Capital One Helps Launch Social Justice Reform Initiative
The National Racial Equity Initiative for Social Justice (NREI) strives to level the playing field for Black communities
As demands for social justice reverberated throughout cities across the nation last spring, the Congressional Black Caucus Foundation (CBCF) — a nonprofit organization that strives to advance the global Black community by developing leaders, informing policy, and educating the public — responded with a new initiative to support racial equity.
Through the newly formed National Racial Equity Initiative for Social Justice (NREI), CBCF will:
- Place three John R. Lewis Social Justice Policy Fellows in the U.S. Congress for two years, who will work in CBCF member offices and various congressional committees related to social justice.
- Establish social justice scholarships for students attending Historically Black Colleges and Universities.
- Advance racial equity and human rights in research, data, analysis, and public policy related to criminal justice reform.
“CBCF is answering the global call for action to honor George Floyd, Breonna Taylor and countless others in our country’s past — even predating Jim Crow — who have reached their demise at the hands of law enforcement or imprisonment due to a failed justice system,” says Rep. Cedric L. Richmond, Chair of CBCF’s Board of Directors. “Our new initiatives will advance educational opportunities for Black students and explore reform through the policy lens of education, economic opportunity, incarceration, the courts and law enforcement.”
Among the areas of most pressing concern for the NREI will be developing evidence-based, solutions-driven policies targeted to reduce racial disparities evoked by racism and discrimination.
- For example, according to The Sentencing Project, people of color make up 37 percent of the U.S. population, but 67 percent of the prison population.
Beyond criminal justice reform, the NREI will explore policy in economic opportunity, education, and healthcare.
The NREI expands on the work the CBCF has been doing since its inception to offer scholarships and paid fellowships and internships to students. According to the CBCF, it has put more Black interns on Capitol Hill than any other organization in the U.S.
“Being a visionary is one thing, but we need to find resources to encourage young people who are already committed to social activism to be rewarded for that — especially if they're in college,” says Menna Demessie, Senior Vice President of Policy Analysis & Research at CBCF’s Leadership Institute. “We’re creating a pipeline for those folks to go on to be amazing leaders in the policy field and beyond.”
This initiative launched in June 2020 and is funded by organizations including Capital One.
“CBCF has a storied tradition of lending its voice and resources to advance the needs of communities that have long been overlooked and the NREI is the latest innovation to advance that work,” says Joe Vidulich, Director of Government Relations at Capital One. “Capital One is very excited to be a part of that journey and contribute to the CBCF’s mission to create equitable opportunities for students of color.”
That support comes as part of Capital One’s initial $200 million, multi-year commitment to advance socioeconomic mobility through the Capital One Impact Initiative.

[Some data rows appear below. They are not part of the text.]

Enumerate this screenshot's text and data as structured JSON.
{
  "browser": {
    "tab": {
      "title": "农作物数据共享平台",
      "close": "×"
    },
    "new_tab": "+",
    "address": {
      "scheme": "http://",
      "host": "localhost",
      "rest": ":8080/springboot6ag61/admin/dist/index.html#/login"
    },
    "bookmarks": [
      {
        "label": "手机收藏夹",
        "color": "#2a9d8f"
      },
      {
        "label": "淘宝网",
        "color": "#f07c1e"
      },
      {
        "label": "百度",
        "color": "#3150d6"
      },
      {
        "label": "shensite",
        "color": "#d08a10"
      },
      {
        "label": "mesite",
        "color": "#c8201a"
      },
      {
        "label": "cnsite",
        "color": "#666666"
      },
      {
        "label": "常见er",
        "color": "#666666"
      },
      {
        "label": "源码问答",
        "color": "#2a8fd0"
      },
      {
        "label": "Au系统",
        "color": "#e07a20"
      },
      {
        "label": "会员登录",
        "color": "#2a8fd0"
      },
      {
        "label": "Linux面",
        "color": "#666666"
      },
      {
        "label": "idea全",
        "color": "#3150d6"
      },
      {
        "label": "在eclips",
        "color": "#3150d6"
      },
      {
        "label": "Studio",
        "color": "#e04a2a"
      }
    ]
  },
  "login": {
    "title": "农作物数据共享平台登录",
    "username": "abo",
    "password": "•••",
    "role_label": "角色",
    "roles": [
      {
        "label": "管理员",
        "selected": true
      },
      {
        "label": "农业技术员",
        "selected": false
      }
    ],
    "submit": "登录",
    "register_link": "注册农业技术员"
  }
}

Launched in October 2020, the Capital One Impact Initiative seeks to create a world where everyone has an equal opportunity to prosper through advocating for an inclusive society, building thriving communities and creating financial tools that enrich lives.
Capital One will help fund the NREI over the next five years and strives to create opportunities for students of color across the nation in an effort to continue to bend the arc of history towards justice.
One such rising leader is Jared Lewis, a John R. Lewis Social Justice Fellow currently working on Capitol Hill with the Congressional Black Caucus Diversity Tech Taskforce to help shape a regulatory agenda as it relates to technology and Black people.
His background in both community organizing for social change and in the private sector have focused on expanding equity at the intersection of technology, economic development and social identities.
Having received his Masters in Public Policy from the University of Chicago amid the COVID-19 pandemic, Lewis was caring for his grandfather and had resigned himself to postponing his professional and scholarly dreams until at least 2021 — until he heard about the launch of the CBCF’s new fellowship program.
“At this point in my life, I don’t think there is a more perfect role for me than this CBCF fellowship,” Lewis said. “This fellowship has convinced me of the need to be intentional about underinvested and underrepresented communities, particularly in rural parts of the country, and their relationship to technology.”
As Lewis confronts questions surrounding technology and its implications on society during that fellowship and beyond, creating a more equitable society for all is at the forefront of his focus.
“In the same way that I landed this fellowship, who knows where my path will lead,” Lewis said. “I just want to help advance the work on racial and economic equity and incorporate the lived experiences of people from all walks of life.”